Task material:

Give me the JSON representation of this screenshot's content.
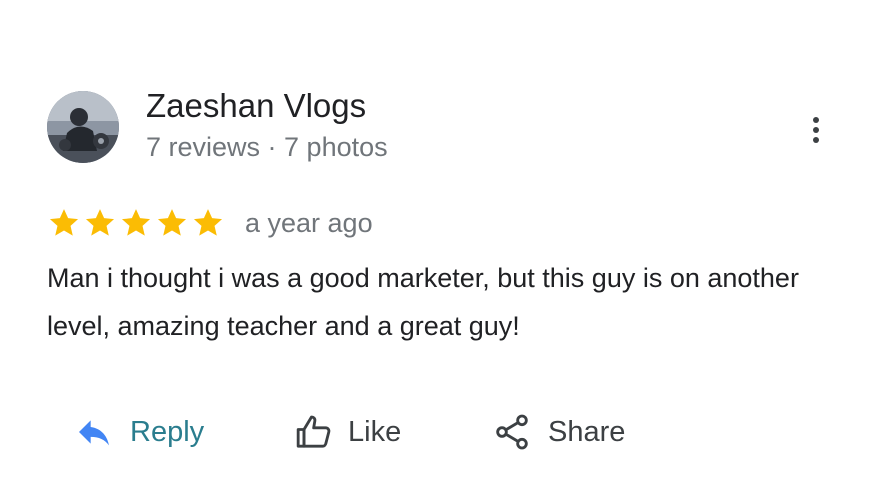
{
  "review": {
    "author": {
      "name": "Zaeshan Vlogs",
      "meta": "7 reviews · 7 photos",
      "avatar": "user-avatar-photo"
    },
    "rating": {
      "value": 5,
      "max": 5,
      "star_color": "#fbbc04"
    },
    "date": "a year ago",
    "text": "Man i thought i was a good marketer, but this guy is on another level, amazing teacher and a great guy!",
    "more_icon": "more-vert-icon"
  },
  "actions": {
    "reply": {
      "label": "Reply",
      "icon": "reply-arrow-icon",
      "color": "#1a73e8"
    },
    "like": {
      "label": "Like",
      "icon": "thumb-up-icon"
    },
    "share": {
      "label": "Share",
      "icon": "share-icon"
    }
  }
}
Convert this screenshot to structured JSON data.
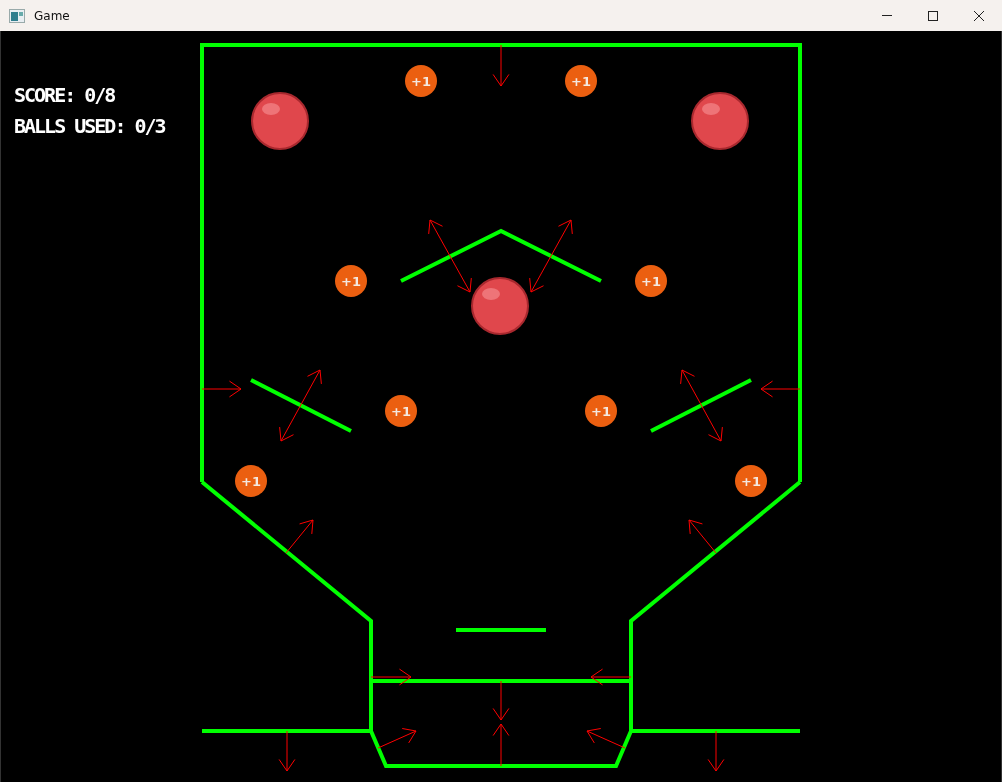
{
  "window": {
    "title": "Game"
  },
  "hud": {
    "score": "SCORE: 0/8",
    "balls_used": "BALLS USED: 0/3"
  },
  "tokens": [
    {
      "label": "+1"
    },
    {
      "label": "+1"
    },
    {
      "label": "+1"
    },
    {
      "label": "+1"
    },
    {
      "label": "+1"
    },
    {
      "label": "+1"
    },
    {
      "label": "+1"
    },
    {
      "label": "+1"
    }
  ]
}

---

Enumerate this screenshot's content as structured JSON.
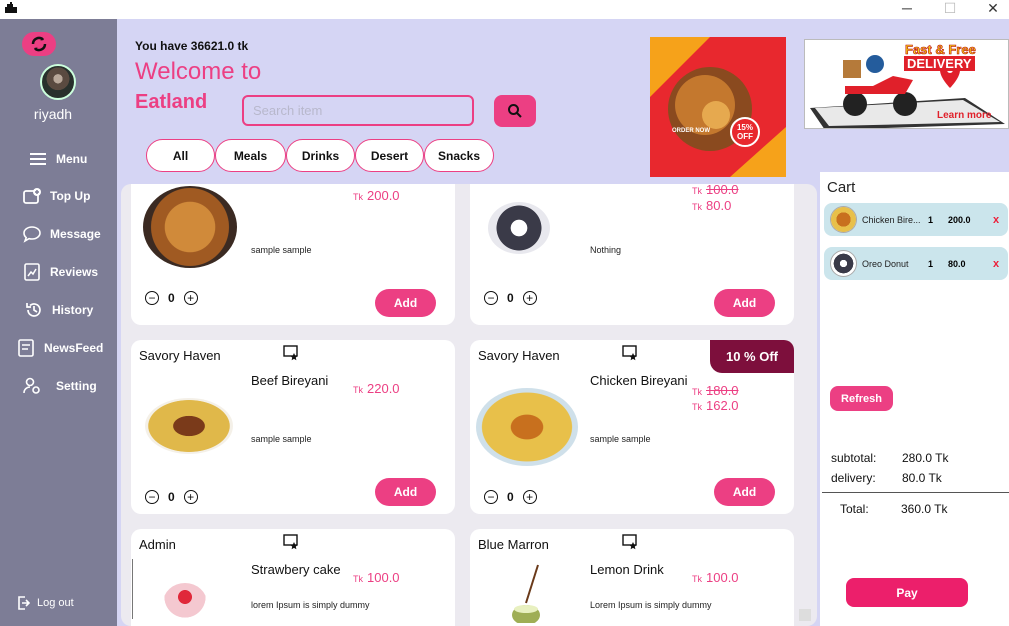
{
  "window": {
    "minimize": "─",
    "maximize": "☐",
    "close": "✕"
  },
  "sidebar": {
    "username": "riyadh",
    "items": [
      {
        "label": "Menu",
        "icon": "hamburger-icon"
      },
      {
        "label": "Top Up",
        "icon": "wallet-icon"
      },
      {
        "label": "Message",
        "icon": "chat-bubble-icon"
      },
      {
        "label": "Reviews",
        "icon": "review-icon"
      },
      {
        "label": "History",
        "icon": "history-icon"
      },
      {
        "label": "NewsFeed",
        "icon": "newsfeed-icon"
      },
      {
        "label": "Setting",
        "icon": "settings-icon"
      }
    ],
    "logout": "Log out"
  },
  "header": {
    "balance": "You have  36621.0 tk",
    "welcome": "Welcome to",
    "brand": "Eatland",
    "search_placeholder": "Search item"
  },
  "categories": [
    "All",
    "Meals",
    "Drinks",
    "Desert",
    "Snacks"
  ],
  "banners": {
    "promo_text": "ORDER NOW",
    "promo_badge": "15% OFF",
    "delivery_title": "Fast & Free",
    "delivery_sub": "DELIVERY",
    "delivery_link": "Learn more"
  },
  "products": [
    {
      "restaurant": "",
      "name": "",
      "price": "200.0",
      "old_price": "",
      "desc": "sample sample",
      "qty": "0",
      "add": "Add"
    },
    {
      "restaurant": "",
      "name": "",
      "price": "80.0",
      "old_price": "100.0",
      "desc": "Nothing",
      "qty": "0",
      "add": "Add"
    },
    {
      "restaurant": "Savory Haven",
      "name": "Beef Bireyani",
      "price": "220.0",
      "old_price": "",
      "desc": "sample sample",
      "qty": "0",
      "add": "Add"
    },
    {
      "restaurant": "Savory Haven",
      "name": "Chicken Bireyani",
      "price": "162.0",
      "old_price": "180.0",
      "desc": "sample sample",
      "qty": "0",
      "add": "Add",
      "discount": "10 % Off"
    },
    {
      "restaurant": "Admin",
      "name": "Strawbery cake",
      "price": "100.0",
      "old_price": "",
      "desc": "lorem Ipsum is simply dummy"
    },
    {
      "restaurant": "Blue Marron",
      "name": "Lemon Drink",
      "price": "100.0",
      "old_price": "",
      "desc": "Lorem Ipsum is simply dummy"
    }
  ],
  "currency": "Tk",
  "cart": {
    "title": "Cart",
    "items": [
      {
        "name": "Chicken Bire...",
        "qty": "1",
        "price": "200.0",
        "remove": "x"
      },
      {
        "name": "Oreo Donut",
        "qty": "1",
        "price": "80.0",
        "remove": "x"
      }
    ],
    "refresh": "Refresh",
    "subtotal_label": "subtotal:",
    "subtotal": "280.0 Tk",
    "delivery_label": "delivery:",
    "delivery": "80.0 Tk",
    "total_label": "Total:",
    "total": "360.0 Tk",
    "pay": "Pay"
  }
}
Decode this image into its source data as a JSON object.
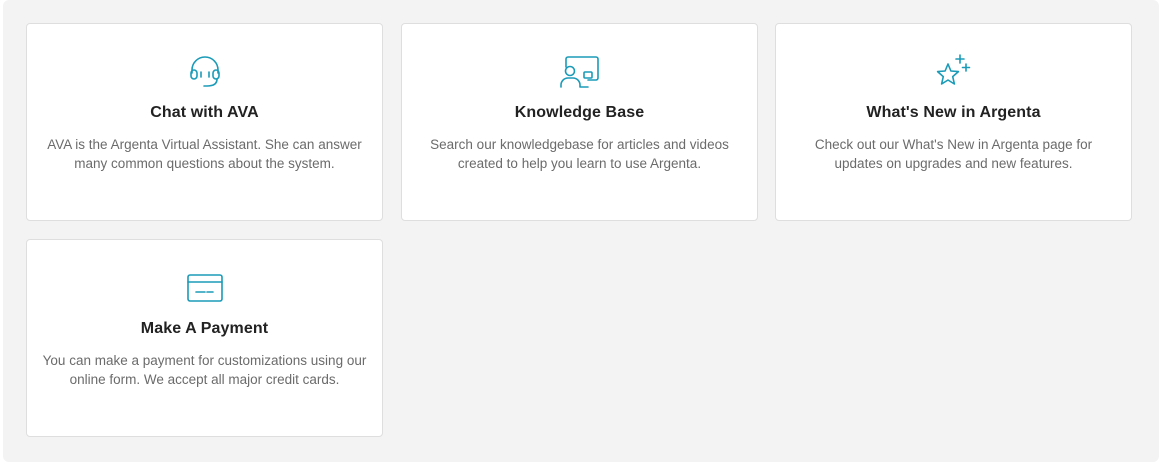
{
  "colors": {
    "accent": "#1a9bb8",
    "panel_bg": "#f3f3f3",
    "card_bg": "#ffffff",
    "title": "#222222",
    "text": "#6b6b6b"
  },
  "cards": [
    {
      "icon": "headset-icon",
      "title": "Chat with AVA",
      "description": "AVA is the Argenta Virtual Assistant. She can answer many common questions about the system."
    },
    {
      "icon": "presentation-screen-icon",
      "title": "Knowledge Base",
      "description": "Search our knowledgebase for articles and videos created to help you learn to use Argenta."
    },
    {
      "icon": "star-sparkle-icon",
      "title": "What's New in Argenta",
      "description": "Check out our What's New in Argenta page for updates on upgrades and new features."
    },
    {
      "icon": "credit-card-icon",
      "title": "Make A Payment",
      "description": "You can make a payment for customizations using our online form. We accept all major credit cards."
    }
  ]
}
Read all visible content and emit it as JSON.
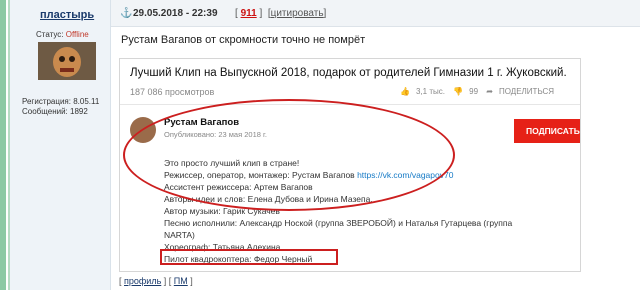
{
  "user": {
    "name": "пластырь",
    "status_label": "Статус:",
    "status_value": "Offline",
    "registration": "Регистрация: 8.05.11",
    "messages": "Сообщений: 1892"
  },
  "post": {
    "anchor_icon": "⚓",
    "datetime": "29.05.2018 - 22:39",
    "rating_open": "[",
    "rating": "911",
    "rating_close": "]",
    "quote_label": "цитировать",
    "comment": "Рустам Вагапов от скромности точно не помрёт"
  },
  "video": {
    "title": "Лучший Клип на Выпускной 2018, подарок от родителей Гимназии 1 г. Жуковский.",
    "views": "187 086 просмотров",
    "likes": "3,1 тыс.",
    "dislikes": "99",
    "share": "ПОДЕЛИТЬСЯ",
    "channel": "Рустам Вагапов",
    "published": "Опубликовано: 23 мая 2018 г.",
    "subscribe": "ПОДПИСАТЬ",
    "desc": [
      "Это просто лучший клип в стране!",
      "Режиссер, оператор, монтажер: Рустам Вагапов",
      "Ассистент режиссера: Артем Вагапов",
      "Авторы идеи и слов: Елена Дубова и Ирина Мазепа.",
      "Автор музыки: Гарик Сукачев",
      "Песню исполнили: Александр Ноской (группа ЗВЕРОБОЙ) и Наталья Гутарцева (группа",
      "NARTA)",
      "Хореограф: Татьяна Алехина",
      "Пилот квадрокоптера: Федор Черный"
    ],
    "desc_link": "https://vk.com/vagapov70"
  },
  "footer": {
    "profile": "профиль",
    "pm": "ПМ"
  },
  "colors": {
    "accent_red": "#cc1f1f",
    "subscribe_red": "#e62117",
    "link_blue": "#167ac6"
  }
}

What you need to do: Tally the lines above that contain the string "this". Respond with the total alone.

Response: 5